|The infamous "Berlin Specimen" of Archaeopteryx lithographica (HMN 1880) on display at the Humboldt Museum für Naturkunde. Photograph by H. Raab, from Wikimedia Commons.|
However, a recent paper published in the journal Nature may have finally proven what some researchers and scientists have been saying for years: Archaeopteryx is a deinonychosaur more closely related to Velociraptor and Troodon than to avialans Gallus and Columba. The paper describes a new genus of paravian, Xiantingia zheng, and places it in a clade with Anchiornis and Archaeopteryx within Deinonychosauria, not Avialae.
Xiantingia is a remarkable fossil in and of itself. But it is also very cool because, if its analysis is correct, it has implications for both how we currently understand the evolution of birds, and the evolution of flight in dinosaurs. It also illustrates beautifully one of the most fundamental principles of science: that our understanding is constantly evolving as well. When Archaeopteryx was discovered, it was an anomaly. Half bird, half reptile. Their was no other animal quite like it. But the more fossils we unearth, the more we learn that the Mesozoic world was full animals that blur the lines between bird and non-avian dinosaur. For example, Allosaurus (clearly not a bird) has a furcula, or "wishbone", which was thought to only be found in birds. And Hesperornis (clearly a bird) had a mouth full of teeth, something thought to not be found in birds. There are dozens of other examples that show that there were lots of fluffy, fuzzy, feathered critters running around that weren't quite birds, but were closely related cousins. And Xiantingia is another one of these wonderful creatures.
|Artists impression of Xiantingia zheng. Copyright Xing Lida andLiu Yi, from naturenews.|
As for the new placement of Archaeopteryx outside of the bird clade, I'm sure the story will keep evolving as well. There is only "tentative statistical support" proving that this new phylogeny is the most accurate one we know of. And new research may show that it belongs somewhere else on the "Tree of Life", or that it and some of its deinonychosaur kin are actually "birds" after all. Regardless, as the picture becomes clearer, one thing stays evident, and is worth reiterating: All modern birds are dinosaurs!
For more on Xiantingia and Archaeopteryx, check out the following links:
Nature News press release by Matt Kaplan
Nature News and Views article by Larry Witmer
Nature article by Xu, X., You, H., Du, K., and Han, F.
WitmerLab blog post at Pick & Scalpel

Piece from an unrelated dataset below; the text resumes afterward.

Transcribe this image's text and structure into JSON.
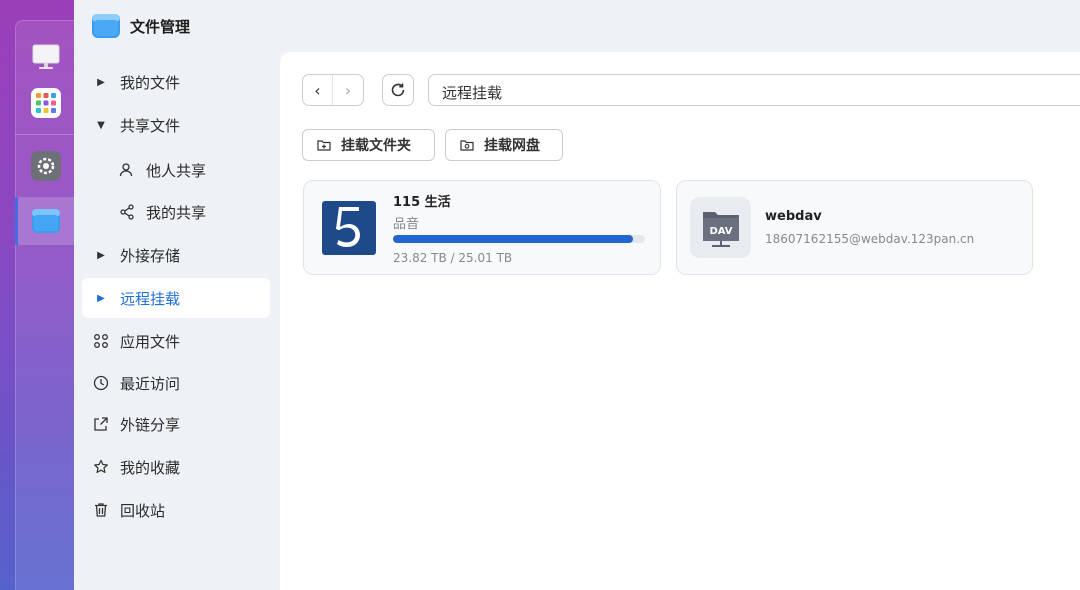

Everything Dinosaur blog post
Theropoda blog post
Xu, X., You, H., Du, K., and Han, F. 2011. An Archaeopteryx-like theropod from China and the origin of Avialae. Nature 475: 465-470. doi:10.1038/nature10288